Pitzer’s group, which consisted of seven students and four staff, had the opportunity to familiarize themselves with the inner workings of VIU's elders-in-residence program, as well as the ‘Su’luqw’a’ Community Cousins program. Both aim to connect First Nations youth to their heritage and strengthen native communities at VIU.
Group members participated in local cultural events and activities with their hosts, including the blanket exercise, which leads participants through 500 years of indigenous history. According to a press release by VIU, the guests also visited a traditional Snuneymuxw First Nation territory, and attended a presentation about how First Nations protocol is observed at VIU.
Students said the visit was a transformative and eye-opening experience. Pitzer students said they were particularly inspired by VIU’s seamless incorporation of respect for First Nations cultures into their academic environment.
“Native people of the land were able to be a part of those institutions and benefit from those institutions,” Phil Brayley PZ ‘19 said. Brayley was impressed by how well Canada respects and recognizes First Nations communities, and hopes to integrate those attitudes of respect into life at Pitzer.
The Pitzer students are hoping to increase awareness of indigenous presence and culture on campus through a variety of tactics, including incorporating native art into campus murals and establishing a talking circle on campus.
Students are “trying to create ways to make Pitzer more accessible for native students, especially in southern California,” Dana Nothnagel PZ ’19 said. “There are a lot of opportunities here at Pitzer that are new, only just starting, and hopefully learning from the people that we met in Canada, we will be able to use that potential to the best of our ability.”
The students’ initiatives will be supported by continued collaboration between the schools. Pitzer is hoping to implement parts of VIU’s elders-in-residence program, and VIU is hoping to establish their version of the Native Youth to College program.
Enthusiasm for the visit was reciprocated by students at VIU.
“The relationship happened so organically,” said Troy Barnes, a fourth-year student at VIU. “We are all student leaders and mentors on campus, so that made it easy.”
The Pitzer group is “another new family that’s been added to our family,” said Sylvia Scow, VIU’s aboriginal projects coordinator.

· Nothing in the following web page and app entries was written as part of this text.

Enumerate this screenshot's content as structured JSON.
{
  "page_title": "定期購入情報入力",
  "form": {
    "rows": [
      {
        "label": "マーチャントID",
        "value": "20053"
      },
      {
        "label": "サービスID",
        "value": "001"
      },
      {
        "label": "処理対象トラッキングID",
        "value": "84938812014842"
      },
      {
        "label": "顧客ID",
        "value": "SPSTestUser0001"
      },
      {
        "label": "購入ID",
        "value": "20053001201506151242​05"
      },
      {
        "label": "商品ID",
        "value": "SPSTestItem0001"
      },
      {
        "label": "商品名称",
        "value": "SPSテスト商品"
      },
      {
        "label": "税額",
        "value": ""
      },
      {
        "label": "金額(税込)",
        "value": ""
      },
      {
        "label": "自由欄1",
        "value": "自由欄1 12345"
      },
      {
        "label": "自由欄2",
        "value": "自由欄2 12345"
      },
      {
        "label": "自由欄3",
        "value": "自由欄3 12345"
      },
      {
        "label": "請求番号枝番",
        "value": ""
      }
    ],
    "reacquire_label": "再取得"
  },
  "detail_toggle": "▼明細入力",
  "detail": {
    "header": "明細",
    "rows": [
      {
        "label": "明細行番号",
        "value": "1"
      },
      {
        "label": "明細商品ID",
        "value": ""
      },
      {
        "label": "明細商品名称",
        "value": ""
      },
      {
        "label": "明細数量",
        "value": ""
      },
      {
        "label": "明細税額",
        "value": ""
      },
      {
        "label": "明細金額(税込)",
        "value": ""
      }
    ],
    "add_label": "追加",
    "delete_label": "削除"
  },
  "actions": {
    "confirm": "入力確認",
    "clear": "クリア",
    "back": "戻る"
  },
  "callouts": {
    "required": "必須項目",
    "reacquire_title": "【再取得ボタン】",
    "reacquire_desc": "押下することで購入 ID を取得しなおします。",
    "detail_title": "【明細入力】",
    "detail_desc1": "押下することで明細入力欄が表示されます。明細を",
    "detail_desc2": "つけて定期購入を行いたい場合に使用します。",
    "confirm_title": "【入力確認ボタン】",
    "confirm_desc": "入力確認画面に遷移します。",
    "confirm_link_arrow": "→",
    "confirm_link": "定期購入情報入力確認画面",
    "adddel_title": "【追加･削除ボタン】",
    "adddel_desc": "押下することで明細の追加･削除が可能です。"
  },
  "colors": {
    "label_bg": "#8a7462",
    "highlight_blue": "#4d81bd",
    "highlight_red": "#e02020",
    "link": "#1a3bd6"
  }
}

Scow added that the exchange program was “a great opportunity” for VIU students to step up as mentors.
Scott Scoggins PZ ’09, director of Pitzer’s Native Youth to College program, believes that engaging indigenous students with their native culture is crucial to their success. The Native Youth to College program, whose motto is “tradition for life, education for the future,” works to ground high school students in their cultural backgrounds while giving them the tools to succeed in higher education.
Scoggins himself said that he was “inspired, rejuvenated, and motivated” by the trip to VIU, and plans to implement elements of VIU’s elders-in-residence program and the indigenous portfolio.
He believes that cultural exchange and mentorship programs like these are crucial first steps for “creating spaces [on campus] for people of color, particularly indigenous people, whose needs are tied to land.”
Scoggins is observing a greater campus-wide interest in native and indigenous cultures, and is excited to see more people engaging with the issues of recognition and inclusion for indigenous students and elders at the Claremont colleges. He believes that this increase in dialogue will stand as the foundation for change and pave the way for future improvements and an increased indigenous presence on campus.
Pitzer students and staff will also be helping to paddle VIU’s canoe in this summer’s Tribal Journeys, a canoe journey that visits First Nations communities each year. There are plans for future collaboration between the two institutions, including the possibility of a semester-long exchange program.